Content marketing funnel chart
Image source
 

Generally, top of the funnel content falls under the awareness stage. A majority of users will fall under this stage, and users who consume your top of the funnel content may not necessarily be qualified leads.

New leads that are qualified, however, may become interested in your middle of the funnel content. These might be more specific blog posts and videos that show them how to use your service or that you understand their problems.

Finally, leads landing at the bottom of the funnel are most primed to be sold to. They might be swayed through free trials, a webinar, or directed to a free consultation call. At this stage, you want to provide content that seals the deal and shows that your service is the best for them.

 

4. Embrace marketing automation 

It’s hard to shorten your B2B sales cycle without the right tools, and while it’s impossible to track each lead’s activity with your brand manually, fortunately we have marketing automation and sales intelligence tools on our side.

Marketing automation tools, like a CRM or an email marketing software, can help you understand where your leads came in from and what they’re signing up for, as well as determine whether or not they’re qualified, and if they’re ready to be pitched to.

All these details can help paint a clear picture about each lead, so that by the time you get them on a call, you have everything there is to know about their business and what they need to know about yours.

 

5. Practice lead scoring 

Lead scoring brings together many of the things we’ve been talking about in this post. This is because lead scoring is a quantifiable way to track buying signals.

When you practice lead scoring in your sales cycle, you assign a specific score (positive or negative) to a particular action that a lead takes. For instance, leads may get negative points if they aren’t the right decision-makers, while leads get positive points if they sign up for your newsletter, click links in your emails, or sign up for a company webinar.

You’ll also have a matrix that tells you when a lead has scored high enough that they might be more likely to convert. This way, you’re efficiently making the best use of everyone’s time as you won’t be offering a pitch too prematurely.

 

6. Launch a remarketing strategy 

Remarketing strategies are important because sometimes it can be hard to keep leads engaged with your brand. The goal of this strategy is to try to get leads to engage with your brand more–whether to check out new content offers or to be reminded of the services they were checking previously. An example of this is, leads might see your remarketing ad on a social media platform or a banner ad on a different site that reminds them of your service. Your sales team should work with your marketing team to develop an effective remarketing strategy that will continually bring in new leads. 

 

7. Monitor and evaluate your results 

As with any marketing strategy, it is extremely important to closely monitor the results of your efforts.

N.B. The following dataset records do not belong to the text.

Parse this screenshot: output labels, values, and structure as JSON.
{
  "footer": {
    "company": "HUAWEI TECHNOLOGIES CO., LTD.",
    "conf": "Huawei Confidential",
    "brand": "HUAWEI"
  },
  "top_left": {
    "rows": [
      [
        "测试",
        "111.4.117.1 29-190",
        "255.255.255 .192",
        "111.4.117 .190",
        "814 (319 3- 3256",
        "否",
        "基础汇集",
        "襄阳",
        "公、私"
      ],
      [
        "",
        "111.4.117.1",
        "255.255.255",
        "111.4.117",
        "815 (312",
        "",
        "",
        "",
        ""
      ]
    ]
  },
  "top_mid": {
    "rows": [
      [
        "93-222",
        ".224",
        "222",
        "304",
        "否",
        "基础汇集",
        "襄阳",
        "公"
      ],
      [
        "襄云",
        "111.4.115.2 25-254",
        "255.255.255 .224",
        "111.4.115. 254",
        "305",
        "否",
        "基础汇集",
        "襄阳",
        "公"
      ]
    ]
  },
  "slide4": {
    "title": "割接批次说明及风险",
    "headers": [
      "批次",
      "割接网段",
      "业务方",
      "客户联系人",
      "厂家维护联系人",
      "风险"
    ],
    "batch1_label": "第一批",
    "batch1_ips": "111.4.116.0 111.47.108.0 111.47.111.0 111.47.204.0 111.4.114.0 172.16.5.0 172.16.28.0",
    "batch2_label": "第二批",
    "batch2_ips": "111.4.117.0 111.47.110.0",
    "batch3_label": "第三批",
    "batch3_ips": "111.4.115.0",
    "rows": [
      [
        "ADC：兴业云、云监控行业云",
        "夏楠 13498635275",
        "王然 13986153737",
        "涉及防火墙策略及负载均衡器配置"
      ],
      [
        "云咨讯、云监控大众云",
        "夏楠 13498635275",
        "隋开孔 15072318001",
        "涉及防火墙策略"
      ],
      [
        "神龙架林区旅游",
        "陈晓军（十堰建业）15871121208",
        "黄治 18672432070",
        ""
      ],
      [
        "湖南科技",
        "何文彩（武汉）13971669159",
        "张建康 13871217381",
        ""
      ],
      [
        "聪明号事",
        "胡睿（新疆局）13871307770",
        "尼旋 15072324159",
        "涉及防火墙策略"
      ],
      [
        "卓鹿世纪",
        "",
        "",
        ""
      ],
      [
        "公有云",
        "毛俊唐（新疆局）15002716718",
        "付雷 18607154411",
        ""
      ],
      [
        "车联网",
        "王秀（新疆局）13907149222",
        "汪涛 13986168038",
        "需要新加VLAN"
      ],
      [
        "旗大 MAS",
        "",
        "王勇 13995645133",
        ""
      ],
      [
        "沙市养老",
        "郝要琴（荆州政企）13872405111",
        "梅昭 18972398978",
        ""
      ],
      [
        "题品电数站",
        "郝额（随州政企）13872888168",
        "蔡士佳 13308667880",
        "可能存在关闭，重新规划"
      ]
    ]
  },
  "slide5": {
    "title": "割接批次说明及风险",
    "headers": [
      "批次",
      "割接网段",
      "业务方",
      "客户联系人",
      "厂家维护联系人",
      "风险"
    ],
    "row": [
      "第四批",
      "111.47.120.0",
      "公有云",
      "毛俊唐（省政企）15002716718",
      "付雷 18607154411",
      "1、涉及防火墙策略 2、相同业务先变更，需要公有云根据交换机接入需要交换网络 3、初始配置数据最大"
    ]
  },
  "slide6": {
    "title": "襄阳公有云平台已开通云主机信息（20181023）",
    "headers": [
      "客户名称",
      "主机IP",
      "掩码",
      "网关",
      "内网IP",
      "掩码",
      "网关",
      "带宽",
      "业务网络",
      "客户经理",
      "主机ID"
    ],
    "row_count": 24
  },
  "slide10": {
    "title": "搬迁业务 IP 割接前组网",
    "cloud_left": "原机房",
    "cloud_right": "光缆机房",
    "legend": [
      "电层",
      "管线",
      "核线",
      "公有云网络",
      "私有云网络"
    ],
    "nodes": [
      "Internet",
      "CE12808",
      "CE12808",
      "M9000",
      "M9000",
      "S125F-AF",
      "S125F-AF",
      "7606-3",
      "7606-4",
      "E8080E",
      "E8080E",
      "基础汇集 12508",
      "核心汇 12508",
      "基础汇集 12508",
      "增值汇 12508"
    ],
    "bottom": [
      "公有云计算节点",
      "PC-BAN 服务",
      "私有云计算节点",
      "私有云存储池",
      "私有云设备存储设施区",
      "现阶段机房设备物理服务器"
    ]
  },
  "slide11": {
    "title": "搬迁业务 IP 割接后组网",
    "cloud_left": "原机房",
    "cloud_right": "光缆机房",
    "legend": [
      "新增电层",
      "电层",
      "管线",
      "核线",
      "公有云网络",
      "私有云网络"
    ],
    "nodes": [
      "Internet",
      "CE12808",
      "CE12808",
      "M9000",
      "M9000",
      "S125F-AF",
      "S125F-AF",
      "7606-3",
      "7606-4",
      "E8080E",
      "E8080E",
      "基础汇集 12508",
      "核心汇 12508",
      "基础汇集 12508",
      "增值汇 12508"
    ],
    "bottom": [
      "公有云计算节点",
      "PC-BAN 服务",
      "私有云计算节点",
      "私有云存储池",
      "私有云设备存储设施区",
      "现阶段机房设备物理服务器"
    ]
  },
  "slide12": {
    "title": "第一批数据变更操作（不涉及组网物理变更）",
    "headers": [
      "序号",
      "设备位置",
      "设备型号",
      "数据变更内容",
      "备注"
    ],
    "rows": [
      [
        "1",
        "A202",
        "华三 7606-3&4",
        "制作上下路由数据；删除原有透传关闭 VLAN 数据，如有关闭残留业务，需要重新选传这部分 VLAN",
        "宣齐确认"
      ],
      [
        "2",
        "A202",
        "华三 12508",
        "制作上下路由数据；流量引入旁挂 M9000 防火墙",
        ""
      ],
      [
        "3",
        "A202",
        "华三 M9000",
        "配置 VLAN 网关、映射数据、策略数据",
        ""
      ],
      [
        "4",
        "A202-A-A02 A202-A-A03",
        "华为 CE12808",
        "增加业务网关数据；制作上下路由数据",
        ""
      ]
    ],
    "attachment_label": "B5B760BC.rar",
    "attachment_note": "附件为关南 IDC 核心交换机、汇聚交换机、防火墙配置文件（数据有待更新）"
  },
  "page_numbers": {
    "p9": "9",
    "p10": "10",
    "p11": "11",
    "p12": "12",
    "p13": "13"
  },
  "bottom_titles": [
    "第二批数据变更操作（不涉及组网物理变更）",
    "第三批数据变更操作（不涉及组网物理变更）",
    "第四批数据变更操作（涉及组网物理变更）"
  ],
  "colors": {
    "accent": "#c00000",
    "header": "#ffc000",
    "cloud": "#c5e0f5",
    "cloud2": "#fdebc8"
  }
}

The goal is to shorten your B2B sales cycle, so after you implement the steps in this article you’ll want to see if specific steps actually helped.

You might make educated guesses about the best buying signals your specific customers have, but putting them to the test is the only way to know if your guesses were right. Over time, you’ll be able to notice trends and make stronger connections among the different buying signals of customers.

 

Key Takeaways

Monitoring buying signals is one  of the most important steps in shortening your B2B sales cycle. They can tell you whether or not a lead is ready for a sale, and the information can help you create more efficient sales funnels and make better use of your sales team’s time and effort. Use the tips in this guide to help you understand different buying signals to help shorten your B2B sales cycle and convert leads faster.


Kevin Payne, Growth & Content Marketer headshot

Kevin Payne is a content marketing consultant who helps software companies build marketing funnels and implement content marketing campaigns to increase their inbound leads.